Methods: To compare the ultrasonographic features of 10 subjects with CIDP with those of 18 healthy controls, we bilaterally measured the cross-sectional areas (CSA) of the vagus, brachial plexus, musculocutaneous, median, ulnar, radial, sciatic, tibial, common peroneal, and sural nerves. We also analyzed correlations between CSAs and various clinical and electrophysiological features.
Results: Mean CSAs were significantly larger in CIDP patients than controls, especially at proximal and non-entrapment sites. CSAs were significantly correlated with muscle strength at initial presentation, but not at the time of ultrasonography. The CSAs of the median and ulnar nerves at the mid-forearm, tibial nerve at 7 cm proximal to the medial malleolus, and sural nerve correlated with the nerve conduction velocity of the corresponding region.

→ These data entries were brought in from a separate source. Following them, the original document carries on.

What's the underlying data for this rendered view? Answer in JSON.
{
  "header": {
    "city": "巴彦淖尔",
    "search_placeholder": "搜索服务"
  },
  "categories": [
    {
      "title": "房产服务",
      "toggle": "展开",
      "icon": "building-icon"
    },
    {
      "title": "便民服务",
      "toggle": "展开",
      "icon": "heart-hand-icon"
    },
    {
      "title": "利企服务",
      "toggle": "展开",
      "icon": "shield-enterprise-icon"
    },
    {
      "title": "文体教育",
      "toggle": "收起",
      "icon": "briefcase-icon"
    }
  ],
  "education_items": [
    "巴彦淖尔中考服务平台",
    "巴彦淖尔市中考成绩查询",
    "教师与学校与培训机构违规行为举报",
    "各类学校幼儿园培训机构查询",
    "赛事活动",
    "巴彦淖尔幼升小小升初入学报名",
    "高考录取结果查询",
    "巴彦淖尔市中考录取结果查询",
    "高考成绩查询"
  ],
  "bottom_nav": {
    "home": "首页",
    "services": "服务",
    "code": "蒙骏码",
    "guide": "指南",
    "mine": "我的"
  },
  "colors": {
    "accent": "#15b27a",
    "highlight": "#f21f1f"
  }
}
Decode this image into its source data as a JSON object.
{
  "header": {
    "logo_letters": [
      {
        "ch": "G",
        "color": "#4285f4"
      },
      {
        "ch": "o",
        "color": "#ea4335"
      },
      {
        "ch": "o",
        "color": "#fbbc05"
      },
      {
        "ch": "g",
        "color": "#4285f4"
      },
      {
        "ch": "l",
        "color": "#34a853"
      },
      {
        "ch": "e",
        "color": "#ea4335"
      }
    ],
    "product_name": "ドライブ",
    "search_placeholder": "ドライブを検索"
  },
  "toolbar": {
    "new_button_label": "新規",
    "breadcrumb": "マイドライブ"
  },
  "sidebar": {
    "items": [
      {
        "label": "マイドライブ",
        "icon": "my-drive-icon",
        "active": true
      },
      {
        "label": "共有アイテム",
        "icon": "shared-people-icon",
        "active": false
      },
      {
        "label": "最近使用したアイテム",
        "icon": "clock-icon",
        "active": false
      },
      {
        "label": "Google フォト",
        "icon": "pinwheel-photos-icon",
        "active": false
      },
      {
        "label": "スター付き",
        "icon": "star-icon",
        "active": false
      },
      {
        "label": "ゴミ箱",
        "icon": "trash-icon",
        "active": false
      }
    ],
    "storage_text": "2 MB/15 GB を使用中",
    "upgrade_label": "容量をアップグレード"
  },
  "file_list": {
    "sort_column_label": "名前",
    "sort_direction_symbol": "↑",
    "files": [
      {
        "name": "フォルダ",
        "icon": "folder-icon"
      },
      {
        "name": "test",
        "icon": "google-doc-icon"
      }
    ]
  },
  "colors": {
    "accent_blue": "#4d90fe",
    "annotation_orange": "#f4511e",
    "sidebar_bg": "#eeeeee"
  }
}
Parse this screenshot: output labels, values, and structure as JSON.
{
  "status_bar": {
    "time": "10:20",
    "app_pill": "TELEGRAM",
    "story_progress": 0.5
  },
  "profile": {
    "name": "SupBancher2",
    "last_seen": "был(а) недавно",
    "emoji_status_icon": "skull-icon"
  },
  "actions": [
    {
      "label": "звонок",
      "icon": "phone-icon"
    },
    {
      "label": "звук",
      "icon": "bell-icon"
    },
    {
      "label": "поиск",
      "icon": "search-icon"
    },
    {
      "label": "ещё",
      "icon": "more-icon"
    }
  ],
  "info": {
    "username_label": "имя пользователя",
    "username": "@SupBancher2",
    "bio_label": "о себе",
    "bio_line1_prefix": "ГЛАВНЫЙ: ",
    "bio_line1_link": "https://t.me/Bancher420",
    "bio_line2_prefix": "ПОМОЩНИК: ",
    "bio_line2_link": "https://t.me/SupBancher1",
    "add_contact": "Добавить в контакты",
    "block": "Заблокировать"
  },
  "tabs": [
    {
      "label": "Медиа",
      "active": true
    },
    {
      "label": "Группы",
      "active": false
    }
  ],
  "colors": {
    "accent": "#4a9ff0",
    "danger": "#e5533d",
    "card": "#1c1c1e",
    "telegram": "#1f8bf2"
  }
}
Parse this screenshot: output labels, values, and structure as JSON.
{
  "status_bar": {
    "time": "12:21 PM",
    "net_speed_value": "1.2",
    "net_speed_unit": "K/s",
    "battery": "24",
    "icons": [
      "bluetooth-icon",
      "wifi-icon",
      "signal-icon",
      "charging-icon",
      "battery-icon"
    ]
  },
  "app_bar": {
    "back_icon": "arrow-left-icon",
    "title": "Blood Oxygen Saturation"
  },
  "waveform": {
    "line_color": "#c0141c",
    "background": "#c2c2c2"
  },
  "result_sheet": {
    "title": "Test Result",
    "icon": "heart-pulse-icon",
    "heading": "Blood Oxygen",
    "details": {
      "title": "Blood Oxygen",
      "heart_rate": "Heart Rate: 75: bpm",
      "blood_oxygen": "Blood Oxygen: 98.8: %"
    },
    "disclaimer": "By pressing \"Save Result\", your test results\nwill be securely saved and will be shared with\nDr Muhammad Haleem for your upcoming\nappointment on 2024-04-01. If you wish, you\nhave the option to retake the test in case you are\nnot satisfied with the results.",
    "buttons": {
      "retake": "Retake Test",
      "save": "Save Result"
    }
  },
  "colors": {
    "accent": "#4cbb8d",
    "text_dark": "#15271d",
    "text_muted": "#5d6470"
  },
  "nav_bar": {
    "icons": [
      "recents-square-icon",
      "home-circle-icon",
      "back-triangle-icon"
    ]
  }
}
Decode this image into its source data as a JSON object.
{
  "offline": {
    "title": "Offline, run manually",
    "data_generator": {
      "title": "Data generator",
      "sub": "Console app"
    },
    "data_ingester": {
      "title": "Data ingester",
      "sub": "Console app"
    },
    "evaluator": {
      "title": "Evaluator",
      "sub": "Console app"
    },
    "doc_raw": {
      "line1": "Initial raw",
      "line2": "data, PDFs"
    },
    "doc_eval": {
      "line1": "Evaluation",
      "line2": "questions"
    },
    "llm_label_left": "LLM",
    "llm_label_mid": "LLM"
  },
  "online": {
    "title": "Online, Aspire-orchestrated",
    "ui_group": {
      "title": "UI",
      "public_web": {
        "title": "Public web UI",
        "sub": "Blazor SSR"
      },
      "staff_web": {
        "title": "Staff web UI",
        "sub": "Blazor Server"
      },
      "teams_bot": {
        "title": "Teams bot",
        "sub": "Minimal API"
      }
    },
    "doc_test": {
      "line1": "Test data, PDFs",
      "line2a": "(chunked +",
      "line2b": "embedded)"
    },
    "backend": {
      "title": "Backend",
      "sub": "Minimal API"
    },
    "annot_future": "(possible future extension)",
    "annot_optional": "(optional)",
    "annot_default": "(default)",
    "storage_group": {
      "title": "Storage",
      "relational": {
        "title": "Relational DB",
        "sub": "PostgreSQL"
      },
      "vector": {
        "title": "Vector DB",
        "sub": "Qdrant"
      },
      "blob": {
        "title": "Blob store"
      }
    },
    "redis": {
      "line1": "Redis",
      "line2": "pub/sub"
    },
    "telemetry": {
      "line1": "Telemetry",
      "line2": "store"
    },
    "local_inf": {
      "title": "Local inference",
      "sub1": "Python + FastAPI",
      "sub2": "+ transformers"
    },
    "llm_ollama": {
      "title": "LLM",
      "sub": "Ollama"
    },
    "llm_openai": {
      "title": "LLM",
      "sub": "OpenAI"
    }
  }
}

Conclusion: Ultrasonography revealed widely distributed nerve enlargement, especially in proximal regions and non-entrapment sites, in patients with CIDP compared with healthy controls. Nerve enlargement correlated well with the electrophysiologic function of the nerve, but not current clinical status.
Significance: Pattern analysis of nerve enlargement using ultrasonography is a supportive tool in the diagnosis of CIDP.
Keywords: Chronic inflammatory demyelinating polyneuropathy; Cross-sectional area; Ultrasonography.
Copyright © 2014 International Federation of Clinical Neurophysiology. Published by Elsevier Ireland Ltd. All rights reserved.